We live in Canada. It’s summer. We can’t talk about the weather all the time. Besides, our national pastime is to explore the existence of mountains underneath those sometimes obvious molehills.
Is there another excuse for talking about Maxime Bernier, MP for the Beauce, Quebec? Oh, let’s see … there was a Conservative caucus meeting in Halifax.
These visits by organized groups of MPs to otherwise forgotten regions take on an air of ritualistic exercises designed primarily to break up the summer doldrums. No one has reported on substantive policy, issues, initiatives or directions.
MP Michelle Remple’s partisan, bombastic meandering against the Liberals’ non-existent immigration Policy hardly qualifies as a Conservative platform. It was a woeful attempt to cover Conservative fuzziness on the hyper-ventilation on border-crossers, and a pitifully weak effort to capitalize on Prime Minister Trudeau’s latest public kerfuffle on “diversity and acceptance”.

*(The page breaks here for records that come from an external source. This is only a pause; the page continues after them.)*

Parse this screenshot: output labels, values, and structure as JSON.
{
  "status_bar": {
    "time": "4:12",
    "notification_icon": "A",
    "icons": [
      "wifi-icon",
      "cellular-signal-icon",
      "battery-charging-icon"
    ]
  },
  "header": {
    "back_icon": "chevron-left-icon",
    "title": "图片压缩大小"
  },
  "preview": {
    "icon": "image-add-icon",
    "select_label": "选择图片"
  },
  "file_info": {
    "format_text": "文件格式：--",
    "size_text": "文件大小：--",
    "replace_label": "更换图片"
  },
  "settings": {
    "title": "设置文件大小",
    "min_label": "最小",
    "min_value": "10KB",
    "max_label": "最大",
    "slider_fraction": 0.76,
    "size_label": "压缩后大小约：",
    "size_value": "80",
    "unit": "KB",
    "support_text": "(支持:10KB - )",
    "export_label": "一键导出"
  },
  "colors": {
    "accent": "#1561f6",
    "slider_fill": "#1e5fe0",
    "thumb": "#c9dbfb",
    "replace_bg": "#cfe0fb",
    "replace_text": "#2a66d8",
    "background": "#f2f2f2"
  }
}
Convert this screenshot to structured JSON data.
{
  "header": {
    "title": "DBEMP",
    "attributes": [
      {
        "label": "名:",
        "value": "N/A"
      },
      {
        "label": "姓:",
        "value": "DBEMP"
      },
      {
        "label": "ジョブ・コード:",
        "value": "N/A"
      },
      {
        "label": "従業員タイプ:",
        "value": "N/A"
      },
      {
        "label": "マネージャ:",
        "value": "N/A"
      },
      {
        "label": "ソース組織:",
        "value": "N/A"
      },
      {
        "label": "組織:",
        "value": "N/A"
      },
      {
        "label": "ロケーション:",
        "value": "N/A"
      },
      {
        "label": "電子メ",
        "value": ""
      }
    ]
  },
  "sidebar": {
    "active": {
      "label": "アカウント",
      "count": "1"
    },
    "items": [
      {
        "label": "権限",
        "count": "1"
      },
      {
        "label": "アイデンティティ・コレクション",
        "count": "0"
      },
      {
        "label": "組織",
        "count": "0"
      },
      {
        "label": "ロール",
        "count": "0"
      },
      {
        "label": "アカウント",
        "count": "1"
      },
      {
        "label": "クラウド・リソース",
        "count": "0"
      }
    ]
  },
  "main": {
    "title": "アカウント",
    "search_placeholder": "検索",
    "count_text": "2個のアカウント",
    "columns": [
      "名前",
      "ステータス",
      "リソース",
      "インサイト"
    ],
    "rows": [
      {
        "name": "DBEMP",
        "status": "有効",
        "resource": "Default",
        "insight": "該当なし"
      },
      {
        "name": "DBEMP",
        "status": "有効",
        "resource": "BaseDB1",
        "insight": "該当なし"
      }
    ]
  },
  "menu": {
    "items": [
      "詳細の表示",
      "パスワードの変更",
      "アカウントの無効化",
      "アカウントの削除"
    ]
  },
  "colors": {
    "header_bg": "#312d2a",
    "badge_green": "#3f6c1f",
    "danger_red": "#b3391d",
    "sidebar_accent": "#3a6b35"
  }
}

It received virtually zero coverage by any self-respecting news outlet. They did her and the Conservatives a favour.
So did the brilliant tacticians at the Cabinet retreat being held at the other end of the country. They prompted Refugees and Immigration Minister Hussen to go before the cameras to lament that he too has been subject to racism.
In this context, Maxime Bernier must have felt that he needed to provide yet another example of a reverse aging process so prevalent in politics. He will have no ripple effect.
The Conservative Party may be, as he firmly accuses, an “intellectually and morally corrupt” party. None other than Doug Ford ran on that mantra right into the premier’s Chair. Then, again, he was also running against Kathleen Wynne.
It is unlikely to work for Maxime Bernier. The Federal theatre is much larger. The Beauce, a socio-economic hinterland even by Quebec standards, is no launching pad for greater pursuits or bigger game. Bernier will not speak for Quebec. Not even for a navel-gazing Conservative Party.
Ending supply management (guaranteed excessive profits for a select group of farmers), refusing to engage in retaliatory duties against the USA or demanding reduced refugee/immigration flows are not the “big issue” items – tribal identity flags - that stimulate widespread Quebecois support.
They are not “the West wants in” trumpeting of disaffected, surly Reformers against their former Leader, Brian Mulroney. Nor do they carry the emotional, “patriotic”, appeal constructed around the perceived rejection of Quebec with the failure of the Meech Lake Accord.
Bernier is not the messenger that the whiny, but “pseudo Republican thinker”, Preston Manning was. Nor is he the firebrand, manipulative, orator in the mold of Lucien Bouchard.
Canadian Press and Media are comfortable in their analysis of Party activities. The internal organizational discipline and “talking points politics” makes it so much easier to meet deadlines. European politics is more fluid: people seems to change parties or allegiances more frequently than they change underwear.
The reality of life is that people disagree, challenge the [leader] party, leave or start their own. There (Europe), ideology brings people together; methodology pulls them apart. Here Parties bring people together, leaders alienate them.
Not much difference because, in the end, electors tend to vote for a political “formation”. Leaders always have the ready option of characterizing “expressed dissent” as the weapon of malcontents.